Wheels for Wellbeing are a Disabled people-led charity specialising in action, advocacy and support for Disabled cyclists. Established in 2007, they have helped thousands of disabled adults and children to experience the benefits of cycling through a range of programmes. These including drop-in sessions where participants can try a selection of cycle types from a fleet of non-standard cycles, campaigning for accessible infrastructure, publishing research papers and resources, and consultancy with built-environment stakeholders from government and the private sector.
Why accessible cycle parking is so important

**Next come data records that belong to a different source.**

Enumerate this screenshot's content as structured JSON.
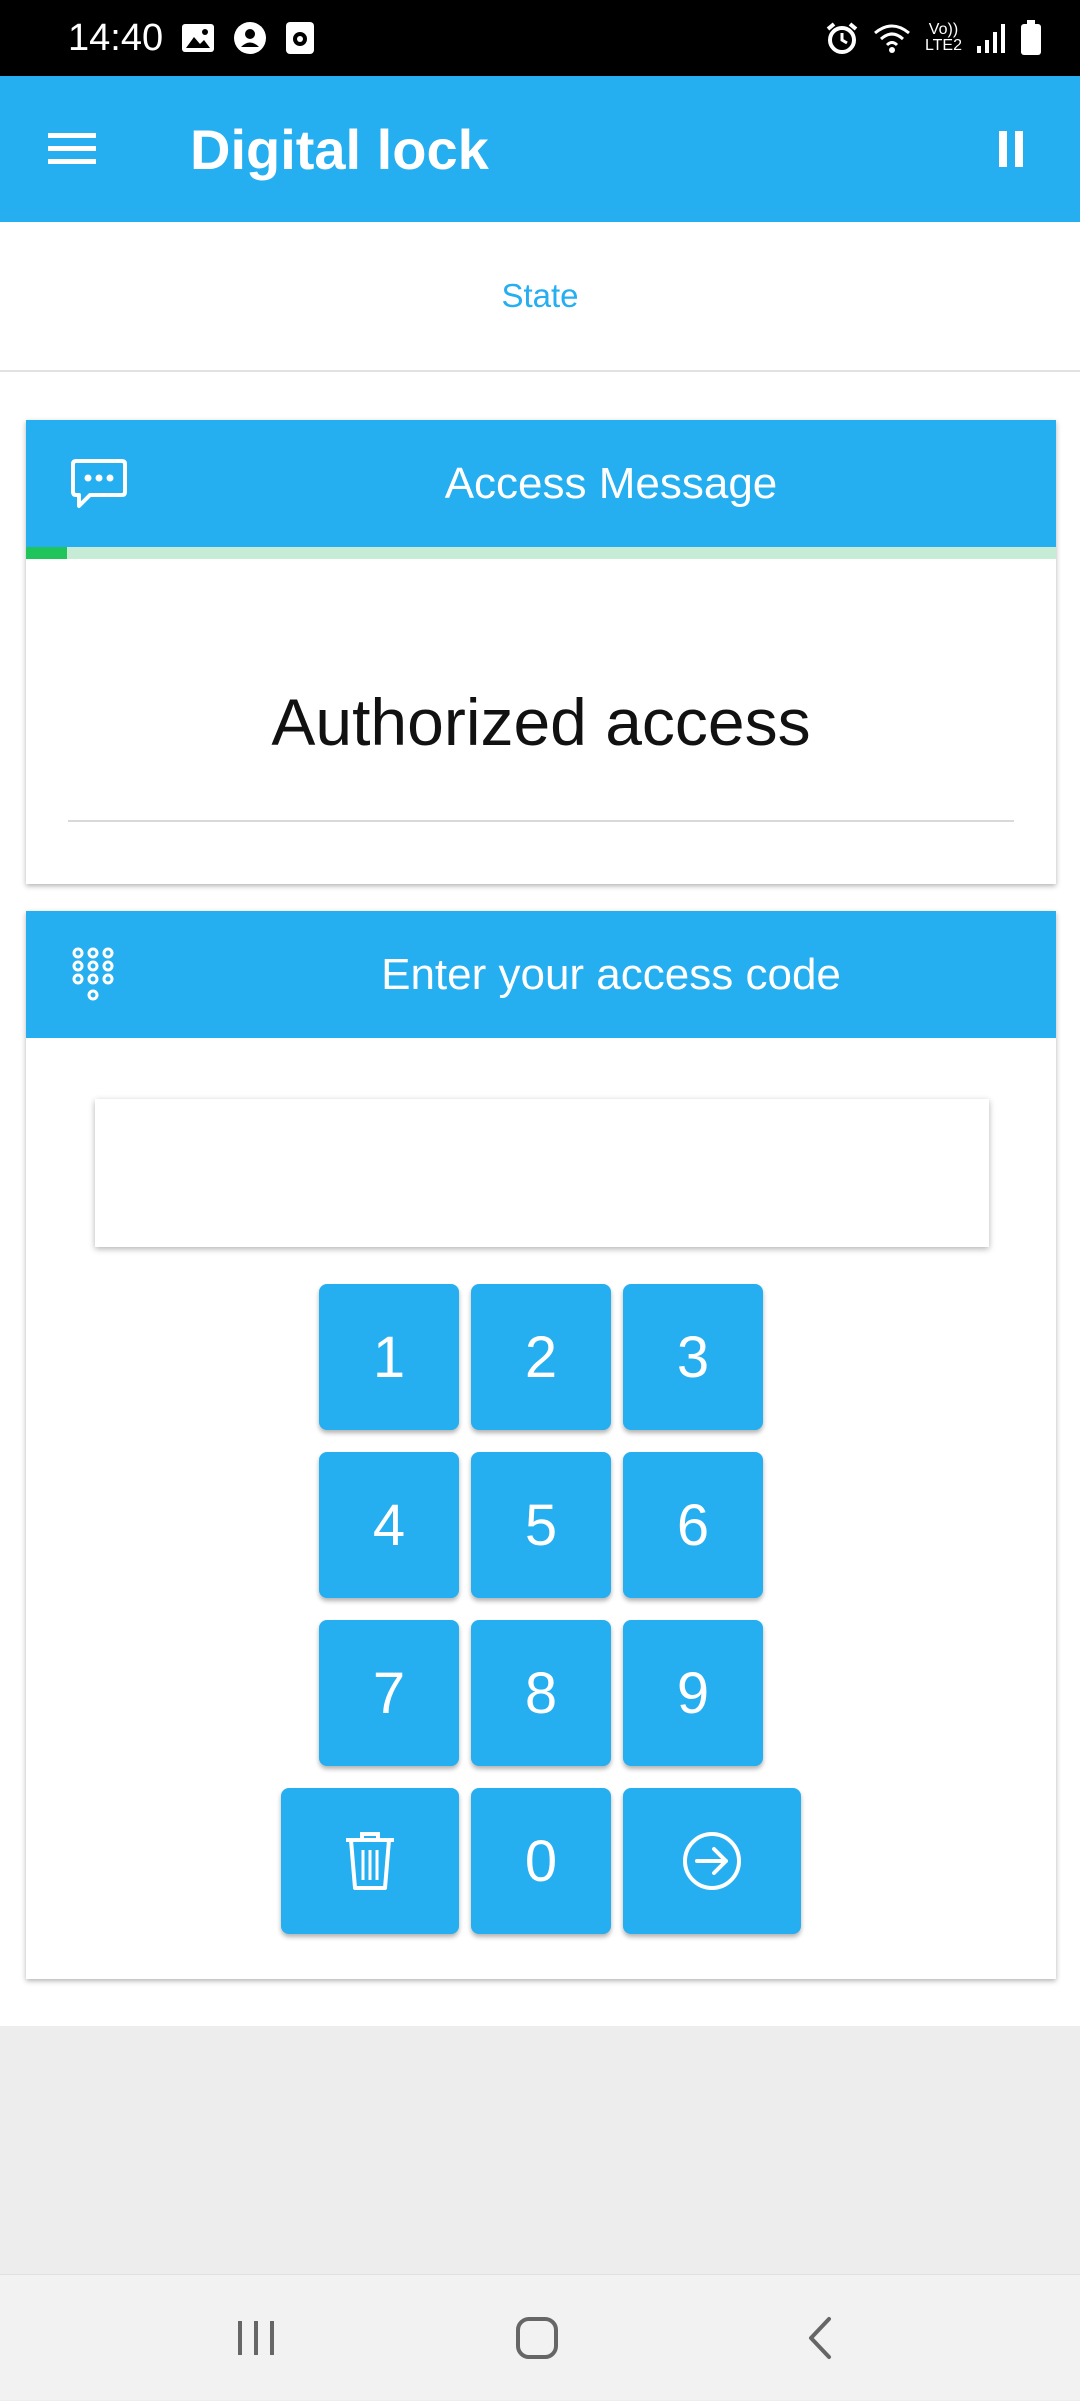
{
  "status_bar": {
    "time": "14:40",
    "network_top": "Vo))",
    "network_bottom": "LTE2",
    "icons": [
      "image-icon",
      "account-circle-icon",
      "media-icon",
      "alarm-icon",
      "wifi-icon",
      "signal-icon",
      "battery-icon"
    ]
  },
  "app_bar": {
    "title": "Digital lock",
    "menu_icon": "hamburger-menu-icon",
    "action_icon": "pause-icon"
  },
  "tabs": {
    "state_label": "State"
  },
  "access_message_card": {
    "title": "Access Message",
    "icon": "chat-bubble-icon",
    "progress": 0.04,
    "message": "Authorized access"
  },
  "access_code_card": {
    "title": "Enter your access code",
    "icon": "dialpad-icon",
    "code_value": "",
    "keys": [
      "1",
      "2",
      "3",
      "4",
      "5",
      "6",
      "7",
      "8",
      "9",
      "0"
    ],
    "delete_icon": "trash-icon",
    "submit_icon": "arrow-right-circle-icon"
  },
  "colors": {
    "primary": "#25aef0",
    "progress_fill": "#1fc55a",
    "progress_track": "#c6ecd5"
  },
  "nav_bar": {
    "icons": [
      "recent-apps-icon",
      "home-icon",
      "back-icon"
    ]
  }
}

As a cycle infrastructure manufacturer and installer, the session highlighted the value of accessibility in design and specification. A fifth of the UK population are Disabled people; approximately 16 million. According to a survey conducted by Wheels for Wellbeing, the majority of respondents cited cycling as the easier mobility choice compared with walking. Inclusive cycle parking and storage solutions have a huge impact, helping enable a large section of the population to experience the freedom and independence that cycling provides.
Moreover, under the Equality Act 2010, both the public and private sectors have a mandate to make adjustments and provisions within their facilities to ensure they are accessible. There are also clear financial benefits; as a large proportion of society, the Disabled population has significant spending power. Around £24billion is lost every year due to combined impact of inaccessibility across all sectors.
How can we create more accessible cycle infrastructure?
As part of the workshop, the Cyclehoop team were given the opportunity to try a wide selection of non-standard cycle types, including handcycles, tricycles, tandems and wheelchair access cargo cycles. We gained first-hand experience of the differing characteristics and considerations that must be taken into account when operating and storing non-standard cycles. These considerations include camber, incline, turning circle, and dimensions. While each use case scenario may have unique requirements, it is important to consider all these factors when designing products, adaptations and configurations.
Wheels for Wellbeing representatives Isabelle Clement and Kay Inckle helped us examine the useability of our Cargo Bikehangar from the perspective of a handcycle and wheelchair user. Several factors were revealed during the process, covering both the operation of the unit itself and the environment the unit is installed in. Kay and Isabelle shared their insights and suggestions with our design engineers to help inform future developments.
Wheels for Wellbeing have also published the 14 Features of Inclusive Cycle Parking, a valuable resource to all involved in cycling facility design.
With this experience, we are better equipped to create inclusive products and installations. A huge ‘Thank you!’ to Kay, Isabelle, Kate and the Wheels for Wellbeing team for hosting us; the workshop was extremely beneficial and enjoyable for us all.
Wheels for Wellbeing offer a range of training, consultancy and support services. Visit their website for more information: Wheels for Wellbeing